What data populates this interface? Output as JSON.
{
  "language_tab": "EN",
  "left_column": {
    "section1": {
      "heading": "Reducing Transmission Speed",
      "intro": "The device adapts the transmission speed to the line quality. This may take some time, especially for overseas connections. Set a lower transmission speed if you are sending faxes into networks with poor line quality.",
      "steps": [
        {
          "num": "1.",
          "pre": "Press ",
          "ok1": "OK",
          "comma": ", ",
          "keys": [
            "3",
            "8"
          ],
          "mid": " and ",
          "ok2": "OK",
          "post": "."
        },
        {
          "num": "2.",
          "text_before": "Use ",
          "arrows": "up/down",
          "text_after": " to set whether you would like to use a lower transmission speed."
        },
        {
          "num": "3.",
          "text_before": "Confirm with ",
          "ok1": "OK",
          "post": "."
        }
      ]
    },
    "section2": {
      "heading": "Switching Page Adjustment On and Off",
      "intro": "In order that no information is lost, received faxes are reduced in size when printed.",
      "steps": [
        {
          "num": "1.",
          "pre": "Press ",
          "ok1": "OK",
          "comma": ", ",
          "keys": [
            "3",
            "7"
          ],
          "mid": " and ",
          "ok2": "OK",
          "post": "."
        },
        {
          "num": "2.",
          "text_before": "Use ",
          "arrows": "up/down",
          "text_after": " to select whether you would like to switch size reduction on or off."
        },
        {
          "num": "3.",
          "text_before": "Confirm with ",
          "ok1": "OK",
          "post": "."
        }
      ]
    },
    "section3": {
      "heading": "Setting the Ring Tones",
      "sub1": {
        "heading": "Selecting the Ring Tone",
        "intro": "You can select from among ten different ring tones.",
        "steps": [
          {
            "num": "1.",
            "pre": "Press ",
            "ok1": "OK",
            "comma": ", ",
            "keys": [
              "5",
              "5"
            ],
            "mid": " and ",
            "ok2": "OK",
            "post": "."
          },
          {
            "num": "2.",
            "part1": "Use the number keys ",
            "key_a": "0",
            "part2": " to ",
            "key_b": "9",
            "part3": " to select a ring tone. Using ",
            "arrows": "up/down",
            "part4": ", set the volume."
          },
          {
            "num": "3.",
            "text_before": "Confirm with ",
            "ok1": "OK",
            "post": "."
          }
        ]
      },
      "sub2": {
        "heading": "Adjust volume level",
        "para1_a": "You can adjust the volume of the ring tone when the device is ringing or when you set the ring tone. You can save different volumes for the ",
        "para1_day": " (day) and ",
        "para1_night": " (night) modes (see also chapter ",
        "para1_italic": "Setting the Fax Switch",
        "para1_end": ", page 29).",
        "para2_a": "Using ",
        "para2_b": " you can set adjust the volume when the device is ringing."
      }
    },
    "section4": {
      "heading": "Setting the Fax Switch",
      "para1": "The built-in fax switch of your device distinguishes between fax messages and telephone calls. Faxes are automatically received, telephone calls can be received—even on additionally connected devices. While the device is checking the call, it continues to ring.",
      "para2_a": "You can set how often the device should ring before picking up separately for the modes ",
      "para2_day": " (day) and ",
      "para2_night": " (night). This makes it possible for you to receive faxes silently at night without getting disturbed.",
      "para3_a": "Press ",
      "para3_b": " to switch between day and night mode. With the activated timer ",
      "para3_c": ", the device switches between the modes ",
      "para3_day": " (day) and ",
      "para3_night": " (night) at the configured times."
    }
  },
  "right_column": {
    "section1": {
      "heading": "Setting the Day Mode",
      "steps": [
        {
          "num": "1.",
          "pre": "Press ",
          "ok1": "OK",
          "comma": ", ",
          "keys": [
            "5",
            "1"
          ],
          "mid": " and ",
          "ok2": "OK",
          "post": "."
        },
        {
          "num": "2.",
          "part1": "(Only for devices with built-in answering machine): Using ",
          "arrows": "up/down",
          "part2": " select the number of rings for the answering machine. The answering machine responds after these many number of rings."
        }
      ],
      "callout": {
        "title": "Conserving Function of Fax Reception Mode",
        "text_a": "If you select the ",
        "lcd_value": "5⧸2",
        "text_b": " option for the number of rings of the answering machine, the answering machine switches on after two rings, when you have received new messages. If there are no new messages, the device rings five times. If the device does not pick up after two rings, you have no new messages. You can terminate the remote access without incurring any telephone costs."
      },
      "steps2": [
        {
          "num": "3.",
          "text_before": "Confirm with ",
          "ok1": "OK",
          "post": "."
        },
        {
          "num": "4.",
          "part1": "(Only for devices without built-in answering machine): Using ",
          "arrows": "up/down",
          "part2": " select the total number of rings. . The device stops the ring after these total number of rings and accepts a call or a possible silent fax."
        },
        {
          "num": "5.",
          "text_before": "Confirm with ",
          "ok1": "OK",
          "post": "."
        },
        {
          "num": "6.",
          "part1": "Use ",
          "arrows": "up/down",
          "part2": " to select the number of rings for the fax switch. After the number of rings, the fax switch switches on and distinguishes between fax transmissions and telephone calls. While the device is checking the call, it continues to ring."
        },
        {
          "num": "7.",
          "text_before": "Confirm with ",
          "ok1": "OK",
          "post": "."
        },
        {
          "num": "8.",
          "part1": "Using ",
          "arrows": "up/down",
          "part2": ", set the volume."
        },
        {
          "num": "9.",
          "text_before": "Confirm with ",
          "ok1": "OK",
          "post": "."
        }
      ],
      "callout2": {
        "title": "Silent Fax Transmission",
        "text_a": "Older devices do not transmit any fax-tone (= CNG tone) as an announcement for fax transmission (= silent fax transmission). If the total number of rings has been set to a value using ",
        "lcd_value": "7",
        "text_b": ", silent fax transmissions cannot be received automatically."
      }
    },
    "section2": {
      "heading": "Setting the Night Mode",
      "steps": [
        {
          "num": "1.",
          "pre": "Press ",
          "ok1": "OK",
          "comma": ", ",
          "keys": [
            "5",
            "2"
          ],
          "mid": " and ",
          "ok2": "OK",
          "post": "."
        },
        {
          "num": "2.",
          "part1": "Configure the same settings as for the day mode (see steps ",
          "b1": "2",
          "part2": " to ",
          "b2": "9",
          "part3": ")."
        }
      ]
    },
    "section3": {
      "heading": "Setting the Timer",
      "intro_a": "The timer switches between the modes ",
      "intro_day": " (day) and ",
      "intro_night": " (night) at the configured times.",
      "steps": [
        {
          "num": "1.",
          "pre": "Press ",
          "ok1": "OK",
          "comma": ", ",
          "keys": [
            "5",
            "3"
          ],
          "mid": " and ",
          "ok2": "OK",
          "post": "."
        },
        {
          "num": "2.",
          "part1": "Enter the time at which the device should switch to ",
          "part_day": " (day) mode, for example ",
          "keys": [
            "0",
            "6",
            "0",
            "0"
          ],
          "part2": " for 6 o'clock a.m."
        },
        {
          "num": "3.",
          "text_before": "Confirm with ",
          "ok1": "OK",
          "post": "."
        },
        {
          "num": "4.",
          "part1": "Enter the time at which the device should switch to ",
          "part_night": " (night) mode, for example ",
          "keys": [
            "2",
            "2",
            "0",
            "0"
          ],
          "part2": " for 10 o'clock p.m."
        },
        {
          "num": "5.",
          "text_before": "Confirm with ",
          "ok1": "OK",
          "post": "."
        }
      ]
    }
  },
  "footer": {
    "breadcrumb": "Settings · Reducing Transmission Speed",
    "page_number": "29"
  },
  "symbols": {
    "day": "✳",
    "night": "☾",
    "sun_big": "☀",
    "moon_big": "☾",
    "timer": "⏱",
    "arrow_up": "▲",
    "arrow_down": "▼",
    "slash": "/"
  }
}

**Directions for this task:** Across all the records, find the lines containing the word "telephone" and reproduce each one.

**Worked solution:**
      "para1": "The built-in fax switch of your device distinguishes between fax messages and telephone calls. Faxes are automatically received, telephone calls can be received—even on additionally connected devices. While the device is checking the call, it continues to ring.",
        "text_b": " option for the number of rings of the answering machine, the answering machine switches on after two rings, when you have received new messages. If there are no new messages, the device rings five times. If the device does not pick up after two rings, you have no new messages. You can terminate the remote access without incurring any telephone costs."
          "part2": " to select the number of rings for the fax switch. After the number of rings, the fax switch switches on and distinguishes between fax transmissions and telephone calls. While the device is checking the call, it continues to ring."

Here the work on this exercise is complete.